Like everyone else in Lithuanian football, Paulius Jakelis was stunned when he heard that Keisuke Honda had joined Suduva.
"To be honest, I have no idea why he decided to come here," the TV commentator tells Goal.
“Everyone in Lithuania was surprised. We had some famous foreigners here in recent seasons, including (former Liverpool striker) David N'Gog or (Nigeria international) Ogenyi Onazi.
“We also had Paulinho, who later played for Brazil and Barcelona, but that was a completely different story, as he came to Lithuania as a young, no-name foreigner.
"Honda is the exact opposite. He is already a well-known name in the football world. He is a superstar and a huge influencer in Japan, so it's a very strange decision."
Honda is, though, a well-travelled player. In terms of countries, Lithuania is the 10th different country on what looks more like a world tour than a football career.
In recent years, he has played in Mexico, Australia, Netherlands, Brazil, Portugal and Azerbaijan.
The 35-year-old first came to European attention, of course, during a successful three-year stay at CSKA Moscow in Russia, before moving to Italy in 2014 after agreeing a free transfer to AC Milan.
At international level, meanwhile, he represented Japan at three World Cups and earned 98 caps in total, scoring 37 times in the process.
What, then, attracted him to Lithuanian outfit Suduva?
"I'm not here for the money," Honda insisted during his first press conference. "I was intrigued because the season is ending soon yet I can fight for the title and experience a new country."
Indeed, as it stands, Suduva are top of the table, six points ahead of second-placed Zalgiris, albeit having played two games more.
Honda has wasted little time in making his presence felt on the pitch, even bagging a debut goal in a 4-0 rout of Banga on September 26.
Jakelis, though, feels it would be wrong to portray Honda's arrival as some sort of dramatic turning point in the title race.
“It was all over Lithuanian media when he signed but while I see this as a huge signing in terms of his name and social media numbers, I don’t think it’s something significant if we talk about his quality on the pitch," the media expert says.
"He is not young anymore, not in his best shape.

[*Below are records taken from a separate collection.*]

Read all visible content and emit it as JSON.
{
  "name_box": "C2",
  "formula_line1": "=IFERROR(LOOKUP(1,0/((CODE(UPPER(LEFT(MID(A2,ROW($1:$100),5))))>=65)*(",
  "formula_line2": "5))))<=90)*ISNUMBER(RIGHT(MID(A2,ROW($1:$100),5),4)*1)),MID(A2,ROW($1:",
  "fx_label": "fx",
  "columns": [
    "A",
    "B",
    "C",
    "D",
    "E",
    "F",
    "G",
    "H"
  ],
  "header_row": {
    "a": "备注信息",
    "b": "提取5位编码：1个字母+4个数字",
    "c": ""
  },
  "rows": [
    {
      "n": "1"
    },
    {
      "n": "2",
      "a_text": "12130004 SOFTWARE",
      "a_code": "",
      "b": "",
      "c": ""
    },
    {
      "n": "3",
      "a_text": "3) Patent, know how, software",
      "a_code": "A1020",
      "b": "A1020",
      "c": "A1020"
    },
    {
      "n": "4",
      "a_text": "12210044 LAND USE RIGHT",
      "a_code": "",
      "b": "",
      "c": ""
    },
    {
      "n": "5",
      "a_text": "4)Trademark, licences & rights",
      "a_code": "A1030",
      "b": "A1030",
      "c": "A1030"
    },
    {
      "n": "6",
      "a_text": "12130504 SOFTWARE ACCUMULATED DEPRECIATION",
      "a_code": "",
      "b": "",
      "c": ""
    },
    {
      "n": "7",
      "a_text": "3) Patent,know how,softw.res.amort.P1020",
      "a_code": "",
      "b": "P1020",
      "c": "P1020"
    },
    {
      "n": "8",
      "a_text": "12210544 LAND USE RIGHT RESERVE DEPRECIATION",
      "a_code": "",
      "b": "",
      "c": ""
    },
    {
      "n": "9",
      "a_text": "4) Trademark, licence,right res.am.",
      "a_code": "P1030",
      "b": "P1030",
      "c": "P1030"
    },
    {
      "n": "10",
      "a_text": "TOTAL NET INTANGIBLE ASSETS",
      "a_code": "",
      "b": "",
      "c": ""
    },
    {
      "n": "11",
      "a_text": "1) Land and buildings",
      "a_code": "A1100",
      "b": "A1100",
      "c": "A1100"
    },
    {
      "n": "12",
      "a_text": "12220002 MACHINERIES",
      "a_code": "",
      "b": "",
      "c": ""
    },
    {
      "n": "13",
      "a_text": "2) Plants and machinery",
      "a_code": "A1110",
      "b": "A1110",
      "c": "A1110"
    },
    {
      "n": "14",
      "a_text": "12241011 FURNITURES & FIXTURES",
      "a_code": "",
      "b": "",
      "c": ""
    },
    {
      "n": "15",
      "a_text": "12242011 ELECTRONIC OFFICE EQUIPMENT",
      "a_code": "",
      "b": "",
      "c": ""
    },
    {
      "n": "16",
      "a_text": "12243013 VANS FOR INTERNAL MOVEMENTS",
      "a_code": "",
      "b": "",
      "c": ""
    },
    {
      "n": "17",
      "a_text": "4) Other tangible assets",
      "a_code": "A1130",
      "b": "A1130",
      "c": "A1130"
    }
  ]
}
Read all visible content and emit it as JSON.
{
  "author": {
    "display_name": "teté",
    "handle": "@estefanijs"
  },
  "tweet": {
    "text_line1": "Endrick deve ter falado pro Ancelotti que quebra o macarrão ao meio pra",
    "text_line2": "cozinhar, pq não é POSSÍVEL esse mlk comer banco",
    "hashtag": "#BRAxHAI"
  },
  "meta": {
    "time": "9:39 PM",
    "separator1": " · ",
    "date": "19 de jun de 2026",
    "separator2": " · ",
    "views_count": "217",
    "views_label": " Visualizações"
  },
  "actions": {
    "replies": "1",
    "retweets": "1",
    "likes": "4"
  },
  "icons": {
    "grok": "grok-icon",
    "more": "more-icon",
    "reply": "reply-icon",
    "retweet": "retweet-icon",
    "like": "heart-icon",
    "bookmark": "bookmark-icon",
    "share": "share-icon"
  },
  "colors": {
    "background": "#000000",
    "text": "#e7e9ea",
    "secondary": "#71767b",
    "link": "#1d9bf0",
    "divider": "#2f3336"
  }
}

Huge name? Yes. But I don’t think that he will prove one of the most important players at Suduva, to be honest.
"He joined after the season started. Moreover, Suduva was not a bad team beforehand!"
Of course, it has also been argued that Honda will have a bigger impact off the pitch.
The Lithuanian top flight does not attract a lot of fans and basketball is a major competitor in the battle for public attention.
Indeed, Jakelis does not believe Honda will leave behind a lasting legacy, particularly as his deal only runs until the end of the season, in November.
“Generally, I see his arrival as a positive thing for Lithuanian football," he explains. "The local league is not very popular and has low attendance numbers.
"Some extra fans will come to the stadium for sure, but I doubt this signing will change something dramatically, as happened when LaMelo and LiAngelo Ball joined local basketball club BC Prienai-Vytautas.
"For Suduva, it’s a good opportunity to gain more followers on their social media platforms. But for Honda, he probably just wants to experience everything in his life.
"Lithuania is completely different from Japan, but we have nice people, lovely cities and nice architecture.
“Only a few athletes in the world would have problems living in Lithuania in terms of their stardom, probably only Cristiano Ronaldo and Lionel Messi.
"Honda? He can enjoy a calm life here. He can easily walk around in every Lithuanian city and 99 per cent of people will not recognise him at all.
"And of those that do, only a few will be brave enough to ask for an autograph or photo!"
Honda has admitted that he will relish the anonymity that comes with living in Lithuania: "I couldn’t cross the street in Japan or other European countries, but I feel free here."
However, while he is still playing an active role in the management of the Cambodia national team, talking regularly with his coaching team and players through conference calls, there is still a desire to give something back.
"I'm not sure how I could help Lithuania but I have time," he argued. "I'd like to know more about education and social problems. I'll be here until the end of the season so I will start to get interested in those topics."
For now, though, he is primarily focused on winning a league title before deciding where the Keisuke Honda world tour will stop next.